Rep Rumblings: This week, we had two reports. On Monday, we looked at the dismissal of Will Healy at Charlotte and school’s plan moving forward to replace him. We also had notes on a couple scouting changes, the launch of Session II for the NFL Alumni Academy, and a quick reminder on our coming Zoom sessions. Then, on Tuesday, we looked at several scouting developments we’ve turned up in our team-by-team review while creating this year’s Know Your Scouts reports. We found new developments with the Panthers, Eagles, Packers and Cowboys. Don’t forget: all our rumblings reports going back 10 years are here.

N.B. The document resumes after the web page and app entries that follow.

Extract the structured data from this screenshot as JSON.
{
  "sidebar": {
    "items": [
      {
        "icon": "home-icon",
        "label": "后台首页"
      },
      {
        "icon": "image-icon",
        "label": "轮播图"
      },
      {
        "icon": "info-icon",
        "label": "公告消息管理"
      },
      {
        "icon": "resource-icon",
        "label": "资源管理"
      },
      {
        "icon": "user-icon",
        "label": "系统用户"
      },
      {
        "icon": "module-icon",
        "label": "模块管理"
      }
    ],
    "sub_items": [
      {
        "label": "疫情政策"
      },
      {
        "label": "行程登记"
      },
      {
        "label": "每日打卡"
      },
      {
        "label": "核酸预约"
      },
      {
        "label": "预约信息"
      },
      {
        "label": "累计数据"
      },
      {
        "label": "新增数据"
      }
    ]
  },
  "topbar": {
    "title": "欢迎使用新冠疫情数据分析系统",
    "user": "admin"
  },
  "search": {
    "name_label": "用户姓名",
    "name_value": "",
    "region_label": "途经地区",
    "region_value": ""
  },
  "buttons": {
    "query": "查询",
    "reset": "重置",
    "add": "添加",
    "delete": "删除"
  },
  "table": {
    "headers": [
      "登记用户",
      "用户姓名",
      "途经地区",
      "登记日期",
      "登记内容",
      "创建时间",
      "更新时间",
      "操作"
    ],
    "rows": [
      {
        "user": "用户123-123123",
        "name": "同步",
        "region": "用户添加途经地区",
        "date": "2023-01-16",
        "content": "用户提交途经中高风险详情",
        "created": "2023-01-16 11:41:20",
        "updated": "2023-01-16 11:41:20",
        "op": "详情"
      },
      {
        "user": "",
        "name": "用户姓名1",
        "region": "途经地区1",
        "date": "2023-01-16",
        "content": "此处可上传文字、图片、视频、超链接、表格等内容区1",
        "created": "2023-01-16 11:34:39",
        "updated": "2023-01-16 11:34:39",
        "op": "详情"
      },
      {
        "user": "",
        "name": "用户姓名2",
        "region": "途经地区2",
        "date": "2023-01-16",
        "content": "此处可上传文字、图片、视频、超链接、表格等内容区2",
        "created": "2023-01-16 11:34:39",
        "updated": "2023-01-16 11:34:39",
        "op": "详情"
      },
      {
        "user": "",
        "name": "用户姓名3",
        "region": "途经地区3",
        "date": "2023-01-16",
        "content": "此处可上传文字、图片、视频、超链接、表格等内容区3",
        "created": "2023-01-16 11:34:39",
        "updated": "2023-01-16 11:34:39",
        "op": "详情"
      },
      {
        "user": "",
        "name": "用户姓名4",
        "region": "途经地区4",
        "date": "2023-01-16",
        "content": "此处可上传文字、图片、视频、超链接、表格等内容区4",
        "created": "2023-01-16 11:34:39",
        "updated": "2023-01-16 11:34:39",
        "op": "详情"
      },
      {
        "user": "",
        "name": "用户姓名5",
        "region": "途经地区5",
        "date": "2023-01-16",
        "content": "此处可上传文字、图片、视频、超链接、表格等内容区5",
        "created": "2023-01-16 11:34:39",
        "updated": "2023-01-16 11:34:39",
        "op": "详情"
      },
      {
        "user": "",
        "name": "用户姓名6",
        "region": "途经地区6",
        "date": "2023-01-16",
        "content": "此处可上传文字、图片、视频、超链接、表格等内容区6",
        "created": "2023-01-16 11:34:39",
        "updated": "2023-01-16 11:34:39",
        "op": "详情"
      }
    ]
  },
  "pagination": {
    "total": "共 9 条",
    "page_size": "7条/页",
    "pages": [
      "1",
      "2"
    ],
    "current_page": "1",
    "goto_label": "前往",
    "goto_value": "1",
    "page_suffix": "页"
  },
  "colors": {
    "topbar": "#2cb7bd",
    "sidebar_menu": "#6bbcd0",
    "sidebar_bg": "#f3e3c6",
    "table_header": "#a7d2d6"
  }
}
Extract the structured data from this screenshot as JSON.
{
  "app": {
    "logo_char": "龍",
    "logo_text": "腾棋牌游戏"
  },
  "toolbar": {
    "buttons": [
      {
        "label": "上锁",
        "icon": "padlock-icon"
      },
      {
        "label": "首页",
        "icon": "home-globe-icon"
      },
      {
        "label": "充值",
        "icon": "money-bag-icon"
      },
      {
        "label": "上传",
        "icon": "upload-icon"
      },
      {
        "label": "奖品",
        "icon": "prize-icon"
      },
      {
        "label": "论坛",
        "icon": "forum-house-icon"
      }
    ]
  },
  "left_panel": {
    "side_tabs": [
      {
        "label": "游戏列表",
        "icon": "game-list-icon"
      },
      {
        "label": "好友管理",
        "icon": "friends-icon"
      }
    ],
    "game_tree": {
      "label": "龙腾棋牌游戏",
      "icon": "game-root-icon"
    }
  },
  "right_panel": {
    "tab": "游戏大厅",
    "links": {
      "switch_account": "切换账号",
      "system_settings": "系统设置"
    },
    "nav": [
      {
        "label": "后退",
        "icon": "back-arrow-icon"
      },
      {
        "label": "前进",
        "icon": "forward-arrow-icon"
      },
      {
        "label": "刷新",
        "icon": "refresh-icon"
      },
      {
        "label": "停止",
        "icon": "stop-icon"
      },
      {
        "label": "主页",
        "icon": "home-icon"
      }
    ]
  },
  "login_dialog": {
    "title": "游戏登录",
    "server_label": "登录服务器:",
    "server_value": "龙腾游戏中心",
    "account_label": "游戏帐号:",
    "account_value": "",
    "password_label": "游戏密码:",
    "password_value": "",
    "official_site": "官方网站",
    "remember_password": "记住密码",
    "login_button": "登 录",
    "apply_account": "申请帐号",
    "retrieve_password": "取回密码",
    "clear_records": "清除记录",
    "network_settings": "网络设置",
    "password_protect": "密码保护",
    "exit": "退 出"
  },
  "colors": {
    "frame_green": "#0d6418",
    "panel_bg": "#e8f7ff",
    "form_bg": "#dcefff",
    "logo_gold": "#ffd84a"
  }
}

Scouts by area (2022): This week, at long last, we published our team-by-team, region-by-region grid. One size doesn’t fit all when it comes to scouting staffs, but we did our best to break down which evaluators are covering what areas this fall. It took a little longer than normal this year, but we feel this year’s grid is the most accurate one we’ve ever produced. Check it out here

ITL Scouting Reports: Having trouble getting a good read from scouts on the players you’re recruiting? Need a dispassionate way to discuss a player’s NFL potential with him? Want to show a potential client what he needs to work on, straight from an expert? We’ve got the solution. We can create a one-page scouting report within 24-48 hours in most cases. All we need is a name, position, school, and $100 plus tax ($108.25). All reports are written by former Titans Director of College Scouting Blake Beddingfield. Blake has written close to 1,000 reports for us since he started breaking down players for us in November 2018. Don’t take a risk on spending thousands of dollars on a player until you’re sure he’s worth it. Reach out today and let’s get to work. 

The final push: Yes, the mid-terms are just around the corner, but we’ve got our own voting to focus on. If you’re an active NFL scout, you just received an email (for the last time this fall) with the links to our vote on the 2022 BART List. We need your input as we determine the top pro scouts, the top scouting executives and the top on-the-road evaluators in each conference. If you haven’t voted yet, please consider doing so this weekend. The “polls” close Monday at midnight. 

Speakng of the BART List: On Nov. 19, former Memphis linebacker Danton Barto – the namesake for our awards recognizing the best scouts in either conference – will have his number 59 retired at halftime of the Tigers’ contest against North Alabama. Danton’s son, Will, presented honors to the BART List winners at the 2022 ITL Combine Seminar. Our best to Will and all the members of Danton’s family on this honor.

Next week: We’ll take a step back from our aggressive Zoom schedule to focus on planning for the fall next week, but we’ve got plenty of content ahead.

·      We’ll look at five more teams in our Know Your Scouts series, including Falcons, Giants, Jaguars, Jets and Lions.
·      Our look at the finest pro liaisons, DPPs and even strength coaches continues as we focus on the best of the best in next week’s Succeed in Football blog.
·      With our Agents by Total Clients and Agent Changes done, we’ll have four more Rep Rumblings reports. 
·      In next week’s Friday Wrap, we’ll look at the leading contenders for the Best Draft Award for the ’22 draft at the seasons’ midpoint. 
·      We’ll have details on our pre-XFL Draft Zoom session, which is coming in the next two weeks with the selection meeting set for mid-November. 

That should do it. If you’re reading this, you’re as passionate about the inner workings of the game as we are. Why not take the next step and dig into all the content at our home site?